Posted by: ten left thumbs

Re: Even stupider question - 12/30/12 06:35 AM

Originally Posted By: Morodiene


They only know what it means if they are familiar with the system they are referring to. If someone comes online and says "I play at a grade 2 or level 2" I have no idea what this means. I need them to tell me what they're working on specifically so I have an idea of what they're doing. So, I'm telling you, it means nothing without that context.


Got it, thanks.
Posted by: ten left thumbs

Re: Even stupider question - 12/30/12 06:39 AM

Originally Posted By: PianoStudent88

I see an interesting challenge: to examine the pieces assigned at various levels in all these systems and come up with a correlation. It won't be perfect, because some systems might rank the relative difficulty of some pieces differently.


OK, I will do this and see what comes up. I can accept imperfection. smile

To address AZN's point, yes there will be some subjectivity in assigning levels to pieces, especially at the higher levels. I am more interested in the lower levels, and I'm really just trying to get a feel for how to understand all sorts of US-Canadian materials I end up using.
Posted by: musicpassion

Re: Even stupider question - 01/01/13 06:32 AM

Quote:
I'm not sure I can accept there is *no* correlation between these.
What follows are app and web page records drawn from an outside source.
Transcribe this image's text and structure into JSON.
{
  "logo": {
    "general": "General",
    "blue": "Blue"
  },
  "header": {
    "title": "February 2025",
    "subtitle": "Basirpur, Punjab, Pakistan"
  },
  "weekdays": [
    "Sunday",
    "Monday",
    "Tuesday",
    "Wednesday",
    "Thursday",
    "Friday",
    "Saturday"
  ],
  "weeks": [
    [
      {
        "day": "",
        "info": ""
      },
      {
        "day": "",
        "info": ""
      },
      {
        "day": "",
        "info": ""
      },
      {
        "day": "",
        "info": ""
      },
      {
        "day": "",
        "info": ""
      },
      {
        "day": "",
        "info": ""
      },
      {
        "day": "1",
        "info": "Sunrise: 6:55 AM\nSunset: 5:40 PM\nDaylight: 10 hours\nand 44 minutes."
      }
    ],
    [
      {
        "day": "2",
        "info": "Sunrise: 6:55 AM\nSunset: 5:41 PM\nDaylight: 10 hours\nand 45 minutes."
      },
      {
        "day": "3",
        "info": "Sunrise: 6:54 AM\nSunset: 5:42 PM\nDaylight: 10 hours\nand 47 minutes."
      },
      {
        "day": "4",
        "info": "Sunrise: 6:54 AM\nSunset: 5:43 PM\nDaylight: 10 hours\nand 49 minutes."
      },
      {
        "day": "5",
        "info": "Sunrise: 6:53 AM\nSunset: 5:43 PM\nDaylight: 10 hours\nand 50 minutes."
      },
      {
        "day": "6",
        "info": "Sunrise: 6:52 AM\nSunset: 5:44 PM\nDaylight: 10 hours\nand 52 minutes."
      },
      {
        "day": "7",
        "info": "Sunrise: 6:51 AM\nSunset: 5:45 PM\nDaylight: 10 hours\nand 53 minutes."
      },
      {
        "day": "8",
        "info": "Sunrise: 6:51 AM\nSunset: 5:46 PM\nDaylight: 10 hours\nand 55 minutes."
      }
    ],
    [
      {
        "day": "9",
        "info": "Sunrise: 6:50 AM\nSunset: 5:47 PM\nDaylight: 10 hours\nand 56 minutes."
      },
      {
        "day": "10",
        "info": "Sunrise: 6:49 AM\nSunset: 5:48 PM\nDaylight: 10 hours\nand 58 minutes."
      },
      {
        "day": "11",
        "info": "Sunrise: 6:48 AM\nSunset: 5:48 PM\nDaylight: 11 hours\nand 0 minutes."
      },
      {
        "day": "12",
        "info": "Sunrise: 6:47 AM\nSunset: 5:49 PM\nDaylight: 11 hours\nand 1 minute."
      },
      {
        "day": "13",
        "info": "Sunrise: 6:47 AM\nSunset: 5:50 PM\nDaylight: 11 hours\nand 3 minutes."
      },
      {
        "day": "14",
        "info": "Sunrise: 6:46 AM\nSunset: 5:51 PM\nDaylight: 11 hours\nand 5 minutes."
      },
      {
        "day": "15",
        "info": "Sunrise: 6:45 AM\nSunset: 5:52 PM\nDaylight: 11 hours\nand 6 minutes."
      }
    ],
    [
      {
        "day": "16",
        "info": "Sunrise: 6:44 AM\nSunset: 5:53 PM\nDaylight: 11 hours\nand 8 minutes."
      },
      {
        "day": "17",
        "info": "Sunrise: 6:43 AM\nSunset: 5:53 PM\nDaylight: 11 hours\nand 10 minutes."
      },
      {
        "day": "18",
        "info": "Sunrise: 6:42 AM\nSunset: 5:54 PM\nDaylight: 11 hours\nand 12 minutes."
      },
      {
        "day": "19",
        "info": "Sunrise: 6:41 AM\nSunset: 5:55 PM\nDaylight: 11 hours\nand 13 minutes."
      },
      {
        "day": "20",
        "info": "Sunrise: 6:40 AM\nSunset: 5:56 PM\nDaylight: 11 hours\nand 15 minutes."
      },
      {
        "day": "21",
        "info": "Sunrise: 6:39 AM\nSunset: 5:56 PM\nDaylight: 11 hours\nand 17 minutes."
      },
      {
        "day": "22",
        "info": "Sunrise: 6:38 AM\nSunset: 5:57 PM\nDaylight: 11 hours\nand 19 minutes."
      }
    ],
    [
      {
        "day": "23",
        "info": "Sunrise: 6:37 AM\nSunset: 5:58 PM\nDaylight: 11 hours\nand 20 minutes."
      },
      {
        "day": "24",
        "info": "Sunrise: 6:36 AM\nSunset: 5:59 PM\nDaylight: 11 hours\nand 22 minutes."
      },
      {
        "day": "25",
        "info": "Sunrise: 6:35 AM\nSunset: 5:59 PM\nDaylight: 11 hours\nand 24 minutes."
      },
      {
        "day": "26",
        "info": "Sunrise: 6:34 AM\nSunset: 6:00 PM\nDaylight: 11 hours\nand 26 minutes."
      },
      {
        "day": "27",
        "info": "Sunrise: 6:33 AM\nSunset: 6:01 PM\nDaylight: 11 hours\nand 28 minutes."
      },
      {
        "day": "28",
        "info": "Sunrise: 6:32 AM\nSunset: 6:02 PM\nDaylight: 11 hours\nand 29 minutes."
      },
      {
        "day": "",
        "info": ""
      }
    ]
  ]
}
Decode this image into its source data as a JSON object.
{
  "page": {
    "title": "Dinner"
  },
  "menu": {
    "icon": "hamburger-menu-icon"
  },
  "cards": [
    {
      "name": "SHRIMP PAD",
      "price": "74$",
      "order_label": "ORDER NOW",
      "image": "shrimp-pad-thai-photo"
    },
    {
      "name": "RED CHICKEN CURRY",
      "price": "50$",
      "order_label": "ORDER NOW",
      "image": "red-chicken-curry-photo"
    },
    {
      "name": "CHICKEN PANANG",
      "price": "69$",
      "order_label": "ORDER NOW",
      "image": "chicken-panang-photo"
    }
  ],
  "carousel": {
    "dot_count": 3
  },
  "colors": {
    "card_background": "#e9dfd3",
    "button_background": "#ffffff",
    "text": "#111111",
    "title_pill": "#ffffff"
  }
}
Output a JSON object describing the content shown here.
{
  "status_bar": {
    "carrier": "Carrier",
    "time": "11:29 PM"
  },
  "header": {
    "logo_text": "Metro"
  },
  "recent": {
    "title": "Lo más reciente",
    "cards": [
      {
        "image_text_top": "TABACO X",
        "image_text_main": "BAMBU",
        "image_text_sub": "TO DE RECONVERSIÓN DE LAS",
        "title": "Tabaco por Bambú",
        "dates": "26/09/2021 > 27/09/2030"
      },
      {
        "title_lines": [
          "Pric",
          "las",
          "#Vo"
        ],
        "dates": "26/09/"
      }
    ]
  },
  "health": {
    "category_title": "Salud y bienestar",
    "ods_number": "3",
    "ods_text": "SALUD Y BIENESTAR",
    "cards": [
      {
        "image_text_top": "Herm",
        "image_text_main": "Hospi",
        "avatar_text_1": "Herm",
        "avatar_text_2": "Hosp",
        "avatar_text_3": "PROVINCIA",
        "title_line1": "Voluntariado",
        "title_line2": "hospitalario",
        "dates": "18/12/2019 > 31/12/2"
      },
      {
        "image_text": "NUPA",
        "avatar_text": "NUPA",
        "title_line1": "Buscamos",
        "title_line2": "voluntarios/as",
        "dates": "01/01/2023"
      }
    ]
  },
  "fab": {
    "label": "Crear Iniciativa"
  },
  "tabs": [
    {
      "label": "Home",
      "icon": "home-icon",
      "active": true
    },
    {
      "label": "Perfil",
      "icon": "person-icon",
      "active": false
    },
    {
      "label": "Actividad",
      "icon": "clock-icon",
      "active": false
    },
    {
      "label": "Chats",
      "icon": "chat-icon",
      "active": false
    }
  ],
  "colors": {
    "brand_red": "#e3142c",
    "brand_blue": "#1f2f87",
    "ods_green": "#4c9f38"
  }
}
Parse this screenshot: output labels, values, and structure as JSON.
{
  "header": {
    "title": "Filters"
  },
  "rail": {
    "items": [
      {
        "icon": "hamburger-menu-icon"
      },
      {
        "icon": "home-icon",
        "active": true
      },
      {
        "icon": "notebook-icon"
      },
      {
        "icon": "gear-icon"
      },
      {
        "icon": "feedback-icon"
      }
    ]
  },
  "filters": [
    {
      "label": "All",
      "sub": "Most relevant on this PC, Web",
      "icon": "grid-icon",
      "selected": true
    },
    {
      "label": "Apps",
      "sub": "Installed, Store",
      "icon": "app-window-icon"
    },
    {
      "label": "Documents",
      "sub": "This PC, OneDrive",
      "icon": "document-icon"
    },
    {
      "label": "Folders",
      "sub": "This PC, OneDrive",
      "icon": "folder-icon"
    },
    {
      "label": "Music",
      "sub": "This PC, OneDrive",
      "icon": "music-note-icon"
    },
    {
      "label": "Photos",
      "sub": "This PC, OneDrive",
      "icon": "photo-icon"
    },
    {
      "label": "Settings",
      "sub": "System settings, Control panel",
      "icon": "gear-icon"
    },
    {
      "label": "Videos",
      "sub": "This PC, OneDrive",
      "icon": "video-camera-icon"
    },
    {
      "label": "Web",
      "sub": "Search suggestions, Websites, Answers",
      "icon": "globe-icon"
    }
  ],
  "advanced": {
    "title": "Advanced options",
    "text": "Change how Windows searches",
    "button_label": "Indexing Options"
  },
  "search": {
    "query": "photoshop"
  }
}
Often a teacher here will post 'I have a student at level two and...' and other teachers at least give the impression of knowing what that means.

Well, then what does it mean?


As someone else already said it doesn't communicate specific information unless you also include what system is being used.

But it can give general information. You can understand that someone working on level one is still early on in the process, and someone at level 9 should have some significant skills.